A decline in Canadian visitors to the U.S. began in 2013. From 2013 to 2018, visitation numbers from Canada to the US decreased from 23.3 million to 18.9 million due to economic concerns and a recession. However, from 2018 to 2022, negative growth will continue, decreasing by 5.7 percent despite the fact that the economy has improved.
“Canada is one of the slowest growing markets for outbound tourism out of all Group of Seven (G-7) countries, which is a trend that international destinations attempting to attract Canadian tourism need to be mindful of. Canada’s economy has been experiencing improved growth in recent years compared to countries with a higher total GDP in the G-7 group,” said Hollister. “But this has not encouraged a large increase in Canadians taking international vacations, mainly being due to the perceived cost of international travel.”
Taking into consideration the desires of Canadian travelers could help improve these numbers. Currently, 33 percent of Canadians have no holiday plans, and 23 percent are looking to take city breaks. GlobalData suggests visibly promoting cities such as Denver and Dallas to Canadians who haven’t made any travel plans and could still be motivated to head south of the border.
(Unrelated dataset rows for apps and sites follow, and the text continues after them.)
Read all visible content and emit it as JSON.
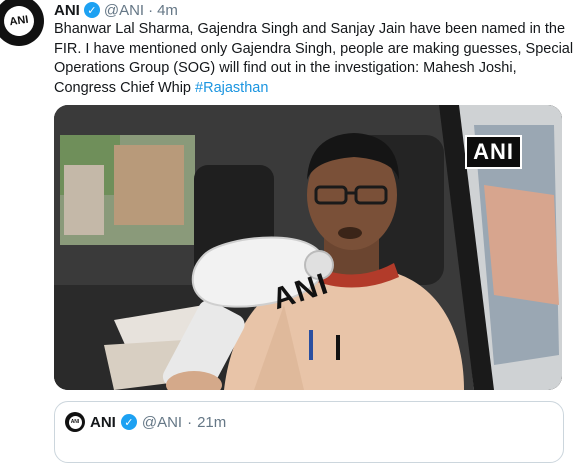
{
  "tweet": {
    "author_name": "ANI",
    "handle": "@ANI",
    "separator": "·",
    "time": "4m",
    "avatar_logo_text": "ANI",
    "text": "Bhanwar Lal Sharma, Gajendra Singh and Sanjay Jain have been named in the FIR. I have mentioned only Gajendra Singh, people are making guesses, Special Operations Group (SOG) will find out in the investigation: Mahesh Joshi, Congress Chief Whip ",
    "hashtag": "#Rajasthan",
    "media": {
      "watermark": "ANI",
      "mic_label": "ANI"
    }
  },
  "quoted_tweet": {
    "author_name": "ANI",
    "handle": "@ANI",
    "separator": "·",
    "time": "21m",
    "avatar_logo_text": "ANI"
  },
  "colors": {
    "link": "#1b95e0",
    "verified": "#1da1f2",
    "secondary_text": "#657786",
    "border": "#ccd6dd"
  },
  "icons": {
    "verified": "verified-badge-icon"
  }
}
Police responded to Hilton Miami Downtown after a guest refused to leave his hotel room after checking out.
Around 9:30 a.m., officers went to the man’s room on the 21st floor and heard loud bangs that may have been gunshots. They called for a SWAT team for back up.
“We thought we heard some loud banging,” said witness John Gore. “We were just coming down here to look at the Ferrari dealership and just go see what was going on around town and we saw like 30 cop cars pulled up outside the hotel and we saw that there were cops running in with rifles and cops shutting down the street. It was crazy stuff.”
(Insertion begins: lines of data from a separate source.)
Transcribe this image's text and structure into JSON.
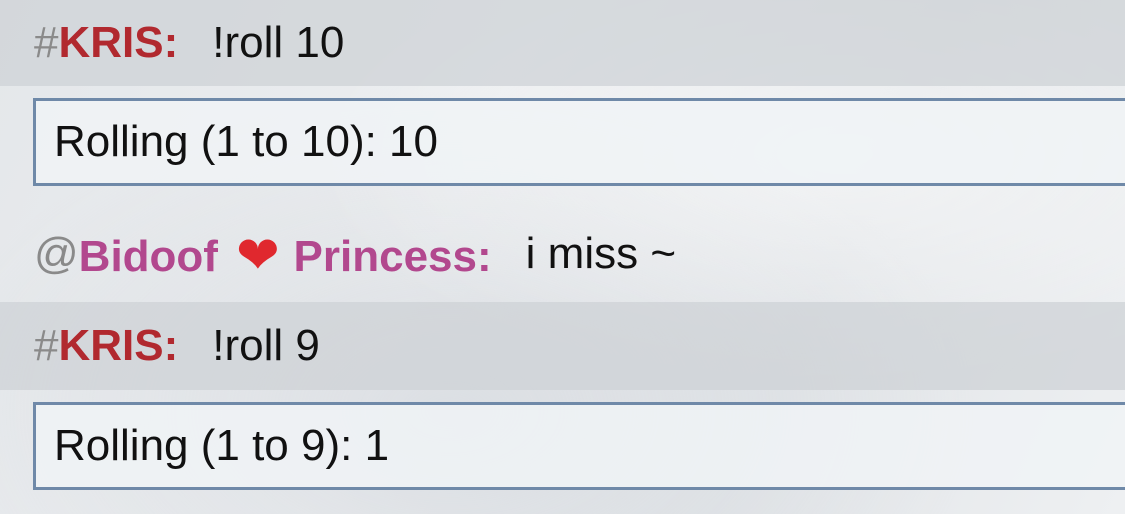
{
  "messages": [
    {
      "type": "chat",
      "prefix": "#",
      "user": "KRIS",
      "separator": ":",
      "text": "!roll 10",
      "user_color": "#b1292f",
      "highlighted": true
    },
    {
      "type": "roll_result",
      "text": "Rolling (1 to 10): 10"
    },
    {
      "type": "chat",
      "prefix": "@",
      "user": "Bidoof",
      "icon": "heart-icon",
      "icon_glyph": "❤",
      "user_suffix": "Princess",
      "separator": ":",
      "text": "i miss ~",
      "user_color": "#b2488e",
      "highlighted": false
    },
    {
      "type": "chat",
      "prefix": "#",
      "user": "KRIS",
      "separator": ":",
      "text": "!roll 9",
      "user_color": "#b1292f",
      "highlighted": true
    },
    {
      "type": "roll_result",
      "text": "Rolling (1 to 9): 1"
    }
  ]
}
The hotel was evacuated while SWAT and a hostage negotiation team spoke with the man who barricaded himself in the building. Eventually, the Miami Police took him into custody when he surrendered himself voluntarily.
The Miami Herald reported that the man had no gun when he was taken into custody. A law enforcement source familiar with the incident told the outlet, “An officer reported gunfire after he got there. Police didn’t find any evidence of gunfire. The initial call was just to remove the guy from the room.”
The outlet hinted that the gunshots may have come from a police officer, though the police haven’t confirmed or denied that.
Miami police spokeswoman Kiara Delva, said, “They’re still searching for bullet holes. At this time there are no charges.”
The man whose name has not been released is undergoing a psychological evaluation.
Transportation Security Administration (TSA) officials at New York’s John F. Kennedy Airport discovered a gun hidden inside a DVD player last week.
On April 13, a man’s checked baggage set off alarms in the security scanner. TSA agents pulled the bag aside and discovered a DVD player inside. They looked closer and “detected a 9 mm handgun wrapped in aluminum foil that was artfully concealed inside the DVD player,” according to an statement from the agency.
The gun was not loaded, TSA said.
Security agents found the owner of the bag waiting at the gate for his flight to Mexico. New York Port Authority removed the man from the gate, arrested him and charged him with weapons violations.
Although this manner of concealment may be highly unusual, finding a concealed weapon in a bag is not uncommon for the TSA. Last year, the agency reported a record-breaking 4,239 firearms found in carry-on bags at checkpoints across the country. The agency averages this out to about 11 firearms found every day.
Earlier this year, a passenger at Hartsfield-Jackson Atlanta Airport managed to travel with a gun — past TSA — on a Tokyo-bound flight.